======== Available data ========

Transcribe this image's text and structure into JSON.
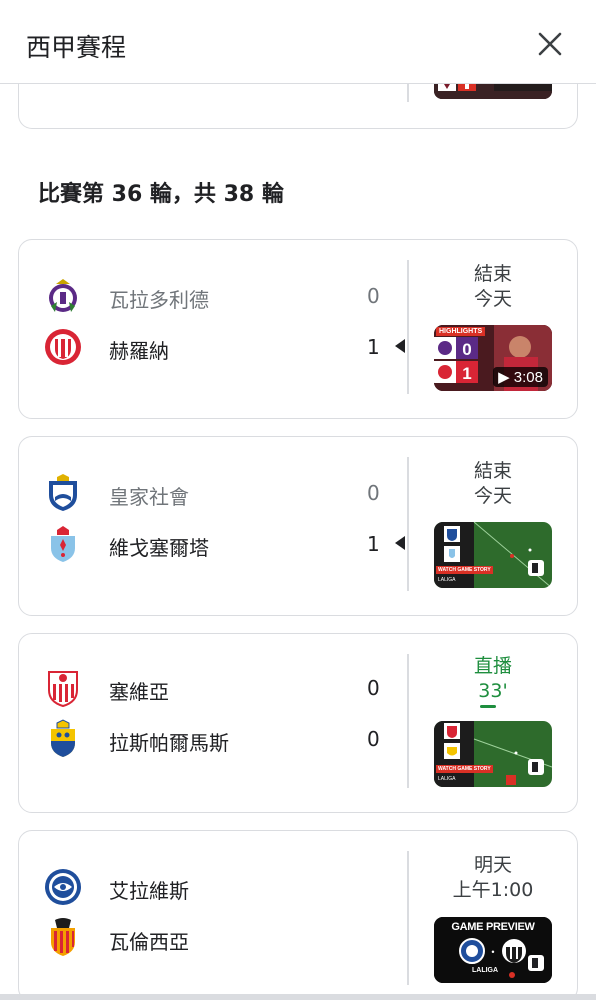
{
  "header": {
    "title": "西甲賽程"
  },
  "round_title": "比賽第 36 輪，共 38 輪",
  "matches": [
    {
      "home": {
        "name": "瓦拉多利德",
        "score": "0",
        "result": "loss"
      },
      "away": {
        "name": "赫羅納",
        "score": "1",
        "result": "win"
      },
      "status_line1": "結束",
      "status_line2": "今天",
      "video": {
        "type": "highlights",
        "label": "HIGHLIGHTS",
        "score_home": "0",
        "score_away": "1",
        "duration": "3:08"
      }
    },
    {
      "home": {
        "name": "皇家社會",
        "score": "0",
        "result": "loss"
      },
      "away": {
        "name": "維戈塞爾塔",
        "score": "1",
        "result": "win"
      },
      "status_line1": "結束",
      "status_line2": "今天",
      "video": {
        "type": "story",
        "label": "WATCH GAME STORY",
        "brand": "LALIGA"
      }
    },
    {
      "home": {
        "name": "塞維亞",
        "score": "0",
        "result": "draw"
      },
      "away": {
        "name": "拉斯帕爾馬斯",
        "score": "0",
        "result": "draw"
      },
      "status_line1": "直播",
      "status_line2": "33'",
      "live": true,
      "video": {
        "type": "story",
        "label": "WATCH GAME STORY",
        "brand": "LALIGA"
      }
    },
    {
      "home": {
        "name": "艾拉維斯",
        "score": "",
        "result": "upcoming"
      },
      "away": {
        "name": "瓦倫西亞",
        "score": "",
        "result": "upcoming"
      },
      "status_line1": "明天",
      "status_line2": "上午1:00",
      "video": {
        "type": "preview",
        "label": "GAME PREVIEW",
        "brand": "LALIGA"
      }
    }
  ],
  "colors": {
    "live_green": "#1e8e3e",
    "divider": "#dadce0",
    "text_primary": "#202124",
    "text_secondary": "#70757a",
    "laliga_red": "#d93025"
  },
  "icons": [
    "close-icon",
    "valladolid-crest-icon",
    "girona-crest-icon",
    "real-sociedad-crest-icon",
    "celta-crest-icon",
    "sevilla-crest-icon",
    "las-palmas-crest-icon",
    "alaves-crest-icon",
    "valencia-crest-icon",
    "play-icon",
    "story-icon"
  ]
}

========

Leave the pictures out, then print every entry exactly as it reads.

▶ **Answer for the task**
Transcribe this image's text and structure into JSON.
{
  "header": {
    "title": "西甲賽程"
  },
  "round_title": "比賽第 36 輪，共 38 輪",
  "matches": [
    {
      "home": {
        "name": "瓦拉多利德",
        "score": "0",
        "result": "loss"
      },
      "away": {
        "name": "赫羅納",
        "score": "1",
        "result": "win"
      },
      "status_line1": "結束",
      "status_line2": "今天",
      "video": {
        "type": "highlights",
        "label": "HIGHLIGHTS",
        "score_home": "0",
        "score_away": "1",
        "duration": "3:08"
      }
    },
    {
      "home": {
        "name": "皇家社會",
        "score": "0",
        "result": "loss"
      },
      "away": {
        "name": "維戈塞爾塔",
        "score": "1",
        "result": "win"
      },
      "status_line1": "結束",
      "status_line2": "今天",
      "video": {
        "type": "story",
        "label": "WATCH GAME STORY",
        "brand": "LALIGA"
      }
    },
    {
      "home": {
        "name": "塞維亞",
        "score": "0",
        "result": "draw"
      },
      "away": {
        "name": "拉斯帕爾馬斯",
        "score": "0",
        "result": "draw"
      },
      "status_line1": "直播",
      "status_line2": "33'",
      "live": true,
      "video": {
        "type": "story",
        "label": "WATCH GAME STORY",
        "brand": "LALIGA"
      }
    },
    {
      "home": {
        "name": "艾拉維斯",
        "score": "",
        "result": "upcoming"
      },
      "away": {
        "name": "瓦倫西亞",
        "score": "",
        "result": "upcoming"
      },
      "status_line1": "明天",
      "status_line2": "上午1:00",
      "video": {
        "type": "preview",
        "label": "GAME PREVIEW",
        "brand": "LALIGA"
      }
    }
  ],
  "colors": {
    "live_green": "#1e8e3e",
    "divider": "#dadce0",
    "text_primary": "#202124",
    "text_secondary": "#70757a",
    "laliga_red": "#d93025"
  },
  "icons": [
    "close-icon",
    "valladolid-crest-icon",
    "girona-crest-icon",
    "real-sociedad-crest-icon",
    "celta-crest-icon",
    "sevilla-crest-icon",
    "las-palmas-crest-icon",
    "alaves-crest-icon",
    "valencia-crest-icon",
    "play-icon",
    "story-icon"
  ]
}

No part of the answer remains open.